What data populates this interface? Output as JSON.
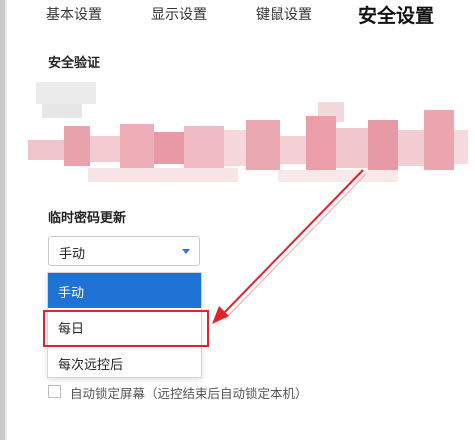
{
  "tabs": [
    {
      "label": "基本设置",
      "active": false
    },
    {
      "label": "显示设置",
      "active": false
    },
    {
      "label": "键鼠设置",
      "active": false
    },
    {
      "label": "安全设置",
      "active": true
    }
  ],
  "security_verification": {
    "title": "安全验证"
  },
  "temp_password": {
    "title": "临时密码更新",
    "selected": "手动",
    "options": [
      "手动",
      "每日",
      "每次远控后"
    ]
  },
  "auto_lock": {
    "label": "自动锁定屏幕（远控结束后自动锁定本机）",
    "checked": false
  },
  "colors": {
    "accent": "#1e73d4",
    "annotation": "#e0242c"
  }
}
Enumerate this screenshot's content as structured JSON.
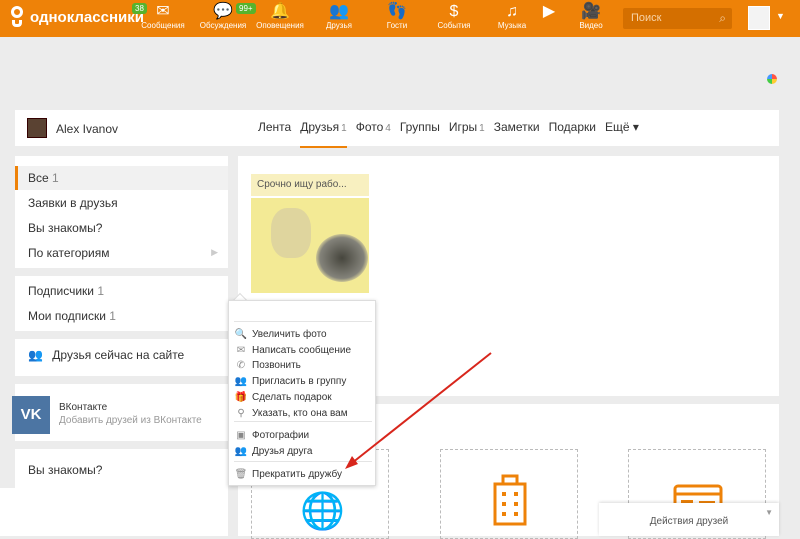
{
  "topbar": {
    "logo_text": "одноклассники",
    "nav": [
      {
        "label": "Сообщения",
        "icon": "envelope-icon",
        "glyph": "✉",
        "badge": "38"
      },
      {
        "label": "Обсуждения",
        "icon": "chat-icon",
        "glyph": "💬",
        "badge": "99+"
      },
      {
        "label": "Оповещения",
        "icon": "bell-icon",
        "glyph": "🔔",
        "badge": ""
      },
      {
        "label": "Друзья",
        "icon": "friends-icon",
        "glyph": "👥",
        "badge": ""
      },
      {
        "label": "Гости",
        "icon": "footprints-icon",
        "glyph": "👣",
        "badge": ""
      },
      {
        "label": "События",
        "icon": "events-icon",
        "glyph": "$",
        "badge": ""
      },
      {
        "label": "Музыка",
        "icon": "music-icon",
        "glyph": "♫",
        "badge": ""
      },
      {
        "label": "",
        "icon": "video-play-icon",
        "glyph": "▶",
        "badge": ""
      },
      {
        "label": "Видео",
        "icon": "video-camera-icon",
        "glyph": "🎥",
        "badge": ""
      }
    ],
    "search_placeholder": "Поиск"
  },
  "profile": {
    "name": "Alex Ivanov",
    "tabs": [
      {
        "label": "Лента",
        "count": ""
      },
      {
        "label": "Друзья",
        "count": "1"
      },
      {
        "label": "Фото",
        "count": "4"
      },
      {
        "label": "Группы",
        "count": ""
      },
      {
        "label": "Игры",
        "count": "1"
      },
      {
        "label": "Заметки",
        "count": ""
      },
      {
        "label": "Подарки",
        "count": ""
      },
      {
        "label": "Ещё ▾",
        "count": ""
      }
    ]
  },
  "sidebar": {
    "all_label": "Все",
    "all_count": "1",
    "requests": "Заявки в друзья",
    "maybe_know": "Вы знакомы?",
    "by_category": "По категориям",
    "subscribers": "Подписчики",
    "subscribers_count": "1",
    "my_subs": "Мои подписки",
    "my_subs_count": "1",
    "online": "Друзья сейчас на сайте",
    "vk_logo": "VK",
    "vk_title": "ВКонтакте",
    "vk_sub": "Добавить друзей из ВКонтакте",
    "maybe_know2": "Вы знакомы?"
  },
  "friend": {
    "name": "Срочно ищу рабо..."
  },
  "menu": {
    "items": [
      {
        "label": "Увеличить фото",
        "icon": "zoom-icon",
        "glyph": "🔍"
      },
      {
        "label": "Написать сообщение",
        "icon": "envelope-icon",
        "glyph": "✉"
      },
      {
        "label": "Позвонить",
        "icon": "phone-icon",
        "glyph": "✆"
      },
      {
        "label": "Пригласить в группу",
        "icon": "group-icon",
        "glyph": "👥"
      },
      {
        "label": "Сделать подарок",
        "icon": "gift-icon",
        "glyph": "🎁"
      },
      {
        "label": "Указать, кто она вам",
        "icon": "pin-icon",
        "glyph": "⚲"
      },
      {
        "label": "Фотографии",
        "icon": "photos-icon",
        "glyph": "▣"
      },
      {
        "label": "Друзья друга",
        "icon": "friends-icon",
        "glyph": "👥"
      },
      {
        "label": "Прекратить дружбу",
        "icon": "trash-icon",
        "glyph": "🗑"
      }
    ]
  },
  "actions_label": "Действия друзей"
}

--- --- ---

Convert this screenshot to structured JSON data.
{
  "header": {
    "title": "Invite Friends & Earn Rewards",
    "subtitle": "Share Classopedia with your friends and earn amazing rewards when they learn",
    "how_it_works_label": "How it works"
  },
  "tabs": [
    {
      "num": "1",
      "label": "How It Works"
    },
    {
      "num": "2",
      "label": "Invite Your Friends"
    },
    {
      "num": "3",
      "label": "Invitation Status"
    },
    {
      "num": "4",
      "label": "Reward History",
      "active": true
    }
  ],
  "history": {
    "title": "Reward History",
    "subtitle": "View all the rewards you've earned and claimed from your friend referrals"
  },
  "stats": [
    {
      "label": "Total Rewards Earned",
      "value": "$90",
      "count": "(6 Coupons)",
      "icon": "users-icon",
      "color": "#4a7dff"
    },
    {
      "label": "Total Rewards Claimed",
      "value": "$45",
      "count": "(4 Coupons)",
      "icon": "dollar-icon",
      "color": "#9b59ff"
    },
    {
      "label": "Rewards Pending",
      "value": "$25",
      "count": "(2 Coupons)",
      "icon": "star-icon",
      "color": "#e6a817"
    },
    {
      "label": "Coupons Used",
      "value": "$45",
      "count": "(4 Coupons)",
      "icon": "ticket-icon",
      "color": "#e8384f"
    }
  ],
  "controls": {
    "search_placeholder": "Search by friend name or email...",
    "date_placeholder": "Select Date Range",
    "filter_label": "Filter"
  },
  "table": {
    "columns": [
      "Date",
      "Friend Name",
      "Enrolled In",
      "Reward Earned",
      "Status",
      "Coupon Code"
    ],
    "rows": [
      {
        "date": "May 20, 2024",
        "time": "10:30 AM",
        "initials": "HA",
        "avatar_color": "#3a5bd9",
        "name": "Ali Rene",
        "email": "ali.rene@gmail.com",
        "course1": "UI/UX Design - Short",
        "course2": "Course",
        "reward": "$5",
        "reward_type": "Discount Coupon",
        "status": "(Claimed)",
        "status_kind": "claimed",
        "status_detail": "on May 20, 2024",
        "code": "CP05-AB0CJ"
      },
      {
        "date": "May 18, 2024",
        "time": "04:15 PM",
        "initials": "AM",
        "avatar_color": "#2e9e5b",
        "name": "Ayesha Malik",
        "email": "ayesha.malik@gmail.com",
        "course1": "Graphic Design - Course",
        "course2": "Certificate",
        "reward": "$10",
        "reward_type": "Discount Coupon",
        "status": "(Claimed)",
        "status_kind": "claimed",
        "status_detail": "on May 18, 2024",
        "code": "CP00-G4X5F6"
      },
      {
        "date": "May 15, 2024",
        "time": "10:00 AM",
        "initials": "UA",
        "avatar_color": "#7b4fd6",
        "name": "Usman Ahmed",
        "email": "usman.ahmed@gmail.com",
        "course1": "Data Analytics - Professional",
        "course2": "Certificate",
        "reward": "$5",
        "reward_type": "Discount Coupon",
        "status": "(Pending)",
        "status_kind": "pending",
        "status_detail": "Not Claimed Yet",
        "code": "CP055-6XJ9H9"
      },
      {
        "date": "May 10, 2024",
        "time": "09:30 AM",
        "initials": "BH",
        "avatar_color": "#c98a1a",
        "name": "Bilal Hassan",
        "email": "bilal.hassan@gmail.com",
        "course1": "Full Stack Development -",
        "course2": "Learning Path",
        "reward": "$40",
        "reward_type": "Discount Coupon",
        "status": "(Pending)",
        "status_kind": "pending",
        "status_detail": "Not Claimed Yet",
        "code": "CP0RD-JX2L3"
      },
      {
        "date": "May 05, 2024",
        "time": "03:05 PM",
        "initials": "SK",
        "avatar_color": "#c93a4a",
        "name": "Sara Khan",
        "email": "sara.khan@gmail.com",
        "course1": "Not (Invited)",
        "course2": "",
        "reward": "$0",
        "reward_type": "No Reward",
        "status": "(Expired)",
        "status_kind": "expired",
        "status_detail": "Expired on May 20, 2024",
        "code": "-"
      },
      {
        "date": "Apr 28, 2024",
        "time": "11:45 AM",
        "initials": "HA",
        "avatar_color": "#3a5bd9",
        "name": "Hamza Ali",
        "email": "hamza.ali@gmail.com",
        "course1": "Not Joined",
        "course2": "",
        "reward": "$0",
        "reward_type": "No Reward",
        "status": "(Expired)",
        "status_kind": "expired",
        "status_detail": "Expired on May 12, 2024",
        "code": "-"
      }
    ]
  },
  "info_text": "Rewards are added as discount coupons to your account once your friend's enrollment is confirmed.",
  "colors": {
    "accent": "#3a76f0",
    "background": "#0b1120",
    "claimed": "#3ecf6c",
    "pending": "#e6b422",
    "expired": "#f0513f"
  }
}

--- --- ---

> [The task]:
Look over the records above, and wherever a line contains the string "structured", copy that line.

> [Response to the exercise]:
Enumerate this screenshot's content as structured JSON.
Convert this screenshot to structured JSON data.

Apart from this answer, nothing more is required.